Available data:
○ ○ ○

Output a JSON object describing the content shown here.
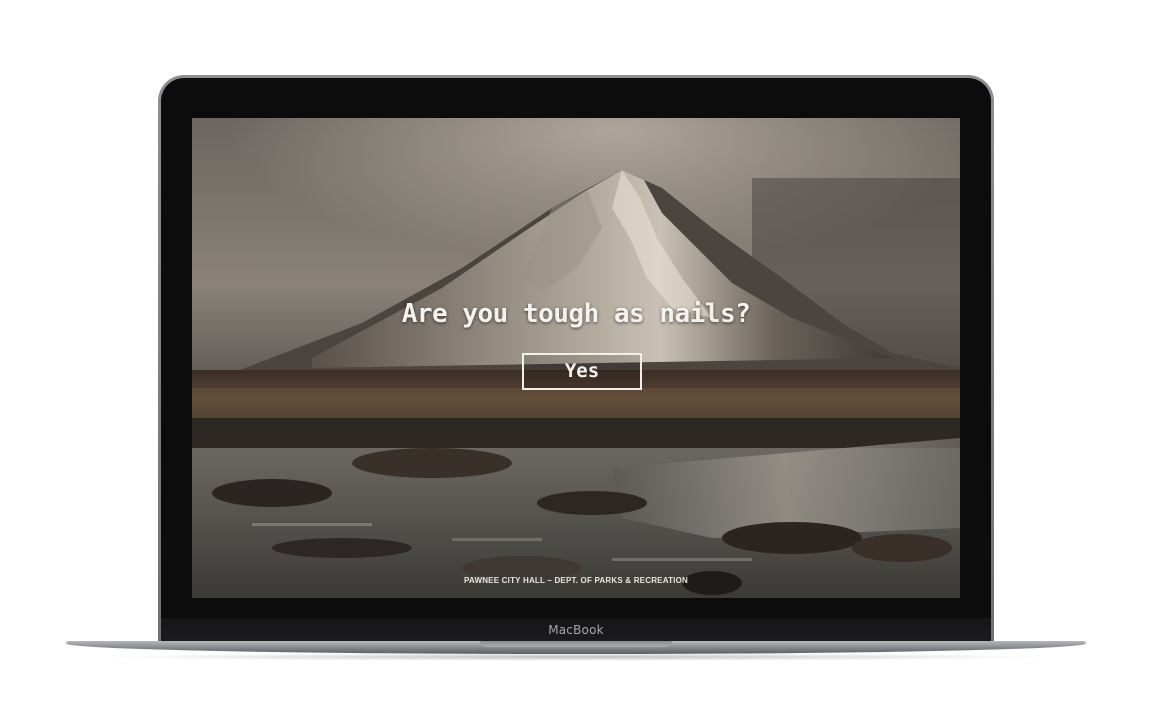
{
  "device": {
    "brand_label": "MacBook"
  },
  "page": {
    "headline": "Are you tough as nails?",
    "cta_label": "Yes",
    "footer": "PAWNEE CITY HALL – DEPT. OF PARKS & RECREATION"
  },
  "colors": {
    "text": "#f4f2ee",
    "bezel": "#0c0c0d",
    "shell": "#8d8f93"
  },
  "icons": {
    "background": "mountain-landscape-photo"
  }
}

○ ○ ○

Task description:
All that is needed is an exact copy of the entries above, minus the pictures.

Task result:
Output a JSON object describing the content shown here.
{
  "device": {
    "brand_label": "MacBook"
  },
  "page": {
    "headline": "Are you tough as nails?",
    "cta_label": "Yes",
    "footer": "PAWNEE CITY HALL – DEPT. OF PARKS & RECREATION"
  },
  "colors": {
    "text": "#f4f2ee",
    "bezel": "#0c0c0d",
    "shell": "#8d8f93"
  },
  "icons": {
    "background": "mountain-landscape-photo"
  }
}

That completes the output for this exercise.